Gibson’s 1930 catalog described the TB-2, the highest-priced non-Mastertone tenor banjo offered by the company at the time, as “a real ‘pal’ for the banjo lover”, providing “a snappy, brilliant tone, powerful volume, reliable trueness and a world of ‘good looks’”. The style 2 of the 1930s was, like style 11, a lower-priced model which dressed itself up through the use of a pearloid fingerboard and peghead overlay with stenciled designs. Unlike style 11, however, style 2 limited its pearloid veneers to the neck; the resonator was walnut with single white binding on both edges. The hardware was nickel-plated.
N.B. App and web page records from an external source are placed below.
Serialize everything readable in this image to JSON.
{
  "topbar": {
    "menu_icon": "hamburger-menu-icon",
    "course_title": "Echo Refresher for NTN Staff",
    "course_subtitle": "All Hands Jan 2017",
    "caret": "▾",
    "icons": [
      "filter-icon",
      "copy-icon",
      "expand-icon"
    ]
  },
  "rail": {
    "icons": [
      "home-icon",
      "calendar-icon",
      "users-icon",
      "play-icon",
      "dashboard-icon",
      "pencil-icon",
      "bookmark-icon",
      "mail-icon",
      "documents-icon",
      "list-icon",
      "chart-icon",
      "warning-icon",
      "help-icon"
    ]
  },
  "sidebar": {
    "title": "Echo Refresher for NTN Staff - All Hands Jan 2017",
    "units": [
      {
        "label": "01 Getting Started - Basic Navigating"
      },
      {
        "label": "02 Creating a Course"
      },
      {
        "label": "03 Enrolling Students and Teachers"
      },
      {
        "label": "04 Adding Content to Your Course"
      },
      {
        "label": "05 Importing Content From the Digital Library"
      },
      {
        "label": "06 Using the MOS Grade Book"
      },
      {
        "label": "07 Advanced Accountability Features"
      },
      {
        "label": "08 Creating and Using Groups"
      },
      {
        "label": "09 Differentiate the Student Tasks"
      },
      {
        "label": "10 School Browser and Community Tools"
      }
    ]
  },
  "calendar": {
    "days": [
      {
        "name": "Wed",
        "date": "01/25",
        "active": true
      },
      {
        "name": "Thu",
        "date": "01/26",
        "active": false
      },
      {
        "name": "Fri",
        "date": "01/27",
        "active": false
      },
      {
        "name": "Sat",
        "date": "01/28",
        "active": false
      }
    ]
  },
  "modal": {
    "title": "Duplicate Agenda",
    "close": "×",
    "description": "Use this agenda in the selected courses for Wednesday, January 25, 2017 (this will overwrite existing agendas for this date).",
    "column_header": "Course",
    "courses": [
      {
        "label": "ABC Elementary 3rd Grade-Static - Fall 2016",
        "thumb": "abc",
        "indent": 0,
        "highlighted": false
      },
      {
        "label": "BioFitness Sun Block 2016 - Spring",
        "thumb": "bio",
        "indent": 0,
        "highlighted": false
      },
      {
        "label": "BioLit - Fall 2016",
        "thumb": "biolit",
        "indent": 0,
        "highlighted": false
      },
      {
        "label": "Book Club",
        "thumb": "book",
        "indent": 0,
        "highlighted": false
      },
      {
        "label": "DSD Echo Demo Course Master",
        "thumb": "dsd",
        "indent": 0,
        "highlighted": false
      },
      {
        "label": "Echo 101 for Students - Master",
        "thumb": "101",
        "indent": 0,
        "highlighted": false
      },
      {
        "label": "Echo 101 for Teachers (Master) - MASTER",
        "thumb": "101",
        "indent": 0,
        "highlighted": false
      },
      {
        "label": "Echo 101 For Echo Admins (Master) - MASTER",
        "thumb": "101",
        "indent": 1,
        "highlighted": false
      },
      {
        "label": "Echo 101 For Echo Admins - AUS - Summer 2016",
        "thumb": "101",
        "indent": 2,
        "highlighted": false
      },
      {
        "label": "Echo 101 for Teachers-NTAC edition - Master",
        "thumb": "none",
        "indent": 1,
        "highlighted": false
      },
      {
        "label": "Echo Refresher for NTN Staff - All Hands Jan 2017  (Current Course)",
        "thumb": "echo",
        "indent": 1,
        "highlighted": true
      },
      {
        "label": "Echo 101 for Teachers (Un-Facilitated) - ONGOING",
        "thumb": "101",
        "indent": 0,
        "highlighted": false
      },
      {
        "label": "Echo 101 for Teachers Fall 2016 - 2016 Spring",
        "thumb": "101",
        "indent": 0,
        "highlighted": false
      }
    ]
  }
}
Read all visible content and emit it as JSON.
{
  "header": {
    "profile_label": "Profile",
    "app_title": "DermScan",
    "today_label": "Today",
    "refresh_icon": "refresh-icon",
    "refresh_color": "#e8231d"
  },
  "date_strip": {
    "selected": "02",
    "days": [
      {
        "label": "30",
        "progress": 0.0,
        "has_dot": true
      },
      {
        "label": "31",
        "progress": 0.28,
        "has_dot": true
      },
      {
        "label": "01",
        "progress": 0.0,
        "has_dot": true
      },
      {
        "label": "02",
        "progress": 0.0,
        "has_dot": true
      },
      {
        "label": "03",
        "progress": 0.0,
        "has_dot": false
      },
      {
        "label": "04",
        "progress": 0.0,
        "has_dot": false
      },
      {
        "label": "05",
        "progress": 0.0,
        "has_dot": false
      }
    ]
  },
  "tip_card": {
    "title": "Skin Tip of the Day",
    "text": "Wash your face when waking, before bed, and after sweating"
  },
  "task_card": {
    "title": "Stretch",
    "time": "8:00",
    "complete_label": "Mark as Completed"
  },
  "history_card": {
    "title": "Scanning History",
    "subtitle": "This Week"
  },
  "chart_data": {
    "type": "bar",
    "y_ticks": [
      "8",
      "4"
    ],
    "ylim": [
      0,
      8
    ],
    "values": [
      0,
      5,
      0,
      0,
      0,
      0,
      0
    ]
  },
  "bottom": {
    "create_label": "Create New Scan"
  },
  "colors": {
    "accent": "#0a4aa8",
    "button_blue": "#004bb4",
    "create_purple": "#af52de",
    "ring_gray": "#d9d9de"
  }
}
#9547-40 (see Gibson banjo serial numbers vs. factory order numbers) dates to 1930 and remains in excellent original condition with the exception of a replaced tailpiece and a structurally compromised tension hoop, which is showing disintegration due to “zinc pest“, a common problem with the earliest pot metal components supplied to Gibson by the Doehler Die Casting Company.
#9547-40 conforms to standard specifications for the model at the time and remains in its original flannel-lined #511 case by Geib and Schaefer.
Photos courtesy of Joel Kadarauch.